Data shown:

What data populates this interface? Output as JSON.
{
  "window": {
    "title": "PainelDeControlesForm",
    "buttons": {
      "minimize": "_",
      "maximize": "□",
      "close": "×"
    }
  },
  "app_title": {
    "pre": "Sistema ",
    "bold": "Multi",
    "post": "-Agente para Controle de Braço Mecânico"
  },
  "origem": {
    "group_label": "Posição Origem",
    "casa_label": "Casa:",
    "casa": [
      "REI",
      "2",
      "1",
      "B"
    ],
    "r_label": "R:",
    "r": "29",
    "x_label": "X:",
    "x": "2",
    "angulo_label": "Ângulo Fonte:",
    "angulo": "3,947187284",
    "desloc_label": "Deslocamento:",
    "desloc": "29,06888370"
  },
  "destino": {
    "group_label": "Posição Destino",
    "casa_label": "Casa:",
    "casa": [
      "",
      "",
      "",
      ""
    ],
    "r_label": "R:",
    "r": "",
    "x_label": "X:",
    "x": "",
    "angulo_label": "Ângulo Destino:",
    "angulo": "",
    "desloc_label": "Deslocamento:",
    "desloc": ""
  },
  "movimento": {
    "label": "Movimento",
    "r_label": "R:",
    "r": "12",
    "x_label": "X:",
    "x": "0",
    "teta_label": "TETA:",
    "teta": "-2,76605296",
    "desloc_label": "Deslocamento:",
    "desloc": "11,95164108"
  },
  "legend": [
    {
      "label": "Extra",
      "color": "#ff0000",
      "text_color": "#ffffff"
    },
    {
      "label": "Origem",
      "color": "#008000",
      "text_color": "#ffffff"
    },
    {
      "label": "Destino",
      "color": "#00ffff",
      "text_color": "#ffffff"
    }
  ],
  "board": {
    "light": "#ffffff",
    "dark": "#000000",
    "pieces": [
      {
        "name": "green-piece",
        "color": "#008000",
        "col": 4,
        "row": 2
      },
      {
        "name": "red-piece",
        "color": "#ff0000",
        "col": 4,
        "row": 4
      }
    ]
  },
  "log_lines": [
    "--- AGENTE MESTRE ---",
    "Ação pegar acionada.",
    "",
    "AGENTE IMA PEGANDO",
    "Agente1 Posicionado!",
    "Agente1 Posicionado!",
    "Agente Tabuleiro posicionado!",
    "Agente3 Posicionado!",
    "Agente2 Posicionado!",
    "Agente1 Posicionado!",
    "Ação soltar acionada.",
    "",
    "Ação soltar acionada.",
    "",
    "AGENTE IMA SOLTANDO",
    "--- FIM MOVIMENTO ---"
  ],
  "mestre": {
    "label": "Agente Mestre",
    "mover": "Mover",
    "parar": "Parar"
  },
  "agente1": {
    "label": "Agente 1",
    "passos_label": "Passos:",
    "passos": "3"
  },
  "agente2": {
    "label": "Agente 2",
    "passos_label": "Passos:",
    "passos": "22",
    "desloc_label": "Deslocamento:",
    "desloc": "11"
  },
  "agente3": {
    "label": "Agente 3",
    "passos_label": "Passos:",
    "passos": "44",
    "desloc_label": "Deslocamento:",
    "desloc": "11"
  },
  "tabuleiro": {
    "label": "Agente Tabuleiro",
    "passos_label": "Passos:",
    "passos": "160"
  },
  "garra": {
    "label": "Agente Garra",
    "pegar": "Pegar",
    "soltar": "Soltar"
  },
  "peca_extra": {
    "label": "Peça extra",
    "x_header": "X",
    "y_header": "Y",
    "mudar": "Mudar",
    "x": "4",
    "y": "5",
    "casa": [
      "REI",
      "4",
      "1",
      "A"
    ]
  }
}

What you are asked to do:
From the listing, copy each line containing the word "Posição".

Written answer:
    "group_label": "Posição Origem",
    "group_label": "Posição Destino",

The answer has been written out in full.